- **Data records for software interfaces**
<<<<
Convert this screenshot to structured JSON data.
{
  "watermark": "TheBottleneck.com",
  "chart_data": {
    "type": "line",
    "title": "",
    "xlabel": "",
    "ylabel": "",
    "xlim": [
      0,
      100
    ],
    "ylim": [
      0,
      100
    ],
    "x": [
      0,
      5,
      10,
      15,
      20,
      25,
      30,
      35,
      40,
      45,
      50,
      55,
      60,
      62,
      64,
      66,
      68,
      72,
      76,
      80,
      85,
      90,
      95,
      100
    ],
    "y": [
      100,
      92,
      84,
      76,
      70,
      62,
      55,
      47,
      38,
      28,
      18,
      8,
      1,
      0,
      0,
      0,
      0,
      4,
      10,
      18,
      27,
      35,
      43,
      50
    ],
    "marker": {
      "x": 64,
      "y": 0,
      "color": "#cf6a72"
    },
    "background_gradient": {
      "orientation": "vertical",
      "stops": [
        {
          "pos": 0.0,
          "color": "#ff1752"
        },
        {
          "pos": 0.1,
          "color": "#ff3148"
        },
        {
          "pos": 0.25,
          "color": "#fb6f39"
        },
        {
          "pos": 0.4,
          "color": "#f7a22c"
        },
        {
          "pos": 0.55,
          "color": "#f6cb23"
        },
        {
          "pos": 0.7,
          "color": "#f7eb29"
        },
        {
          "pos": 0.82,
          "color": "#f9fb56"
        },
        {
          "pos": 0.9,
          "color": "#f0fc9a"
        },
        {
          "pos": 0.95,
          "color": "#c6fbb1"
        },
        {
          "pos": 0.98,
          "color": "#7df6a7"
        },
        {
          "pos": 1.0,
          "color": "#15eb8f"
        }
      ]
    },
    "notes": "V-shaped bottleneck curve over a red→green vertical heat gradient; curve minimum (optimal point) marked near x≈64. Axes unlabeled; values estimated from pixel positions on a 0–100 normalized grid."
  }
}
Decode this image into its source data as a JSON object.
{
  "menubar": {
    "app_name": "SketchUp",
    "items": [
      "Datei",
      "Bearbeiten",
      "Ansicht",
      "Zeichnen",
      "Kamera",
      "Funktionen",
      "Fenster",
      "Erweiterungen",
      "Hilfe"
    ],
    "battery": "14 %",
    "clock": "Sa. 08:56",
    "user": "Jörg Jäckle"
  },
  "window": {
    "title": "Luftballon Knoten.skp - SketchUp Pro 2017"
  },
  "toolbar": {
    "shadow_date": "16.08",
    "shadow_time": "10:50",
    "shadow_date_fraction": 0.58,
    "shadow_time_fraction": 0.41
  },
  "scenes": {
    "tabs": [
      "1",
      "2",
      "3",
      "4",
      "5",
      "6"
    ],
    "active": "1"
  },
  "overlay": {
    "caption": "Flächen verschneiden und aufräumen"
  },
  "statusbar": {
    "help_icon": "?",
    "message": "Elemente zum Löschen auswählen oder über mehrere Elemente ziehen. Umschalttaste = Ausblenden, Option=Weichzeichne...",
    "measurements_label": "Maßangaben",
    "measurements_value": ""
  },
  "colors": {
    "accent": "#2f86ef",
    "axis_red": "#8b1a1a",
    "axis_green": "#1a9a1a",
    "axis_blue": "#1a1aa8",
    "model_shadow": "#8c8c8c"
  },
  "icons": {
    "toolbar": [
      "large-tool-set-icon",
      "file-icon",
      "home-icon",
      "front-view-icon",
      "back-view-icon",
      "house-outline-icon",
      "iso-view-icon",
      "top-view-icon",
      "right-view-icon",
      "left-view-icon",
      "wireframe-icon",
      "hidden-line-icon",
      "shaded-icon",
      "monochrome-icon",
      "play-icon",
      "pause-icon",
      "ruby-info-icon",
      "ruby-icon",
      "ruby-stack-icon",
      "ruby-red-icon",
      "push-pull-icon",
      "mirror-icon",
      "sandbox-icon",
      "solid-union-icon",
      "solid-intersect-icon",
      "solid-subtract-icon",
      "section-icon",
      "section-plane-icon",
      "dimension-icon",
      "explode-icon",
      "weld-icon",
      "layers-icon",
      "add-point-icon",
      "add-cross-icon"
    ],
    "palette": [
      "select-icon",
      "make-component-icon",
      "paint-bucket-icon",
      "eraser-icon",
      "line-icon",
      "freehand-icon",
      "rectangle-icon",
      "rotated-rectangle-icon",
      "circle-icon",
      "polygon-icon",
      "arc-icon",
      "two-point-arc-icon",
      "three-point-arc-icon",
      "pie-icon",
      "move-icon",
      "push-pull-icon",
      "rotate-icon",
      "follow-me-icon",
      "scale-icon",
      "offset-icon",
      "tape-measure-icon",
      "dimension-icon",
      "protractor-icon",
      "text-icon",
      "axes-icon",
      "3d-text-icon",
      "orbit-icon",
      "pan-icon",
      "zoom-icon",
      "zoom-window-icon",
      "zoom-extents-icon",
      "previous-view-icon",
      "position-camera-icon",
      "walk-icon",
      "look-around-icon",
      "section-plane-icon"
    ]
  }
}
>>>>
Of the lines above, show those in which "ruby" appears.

      "ruby-info-icon",
      "ruby-icon",
      "ruby-stack-icon",
      "ruby-red-icon",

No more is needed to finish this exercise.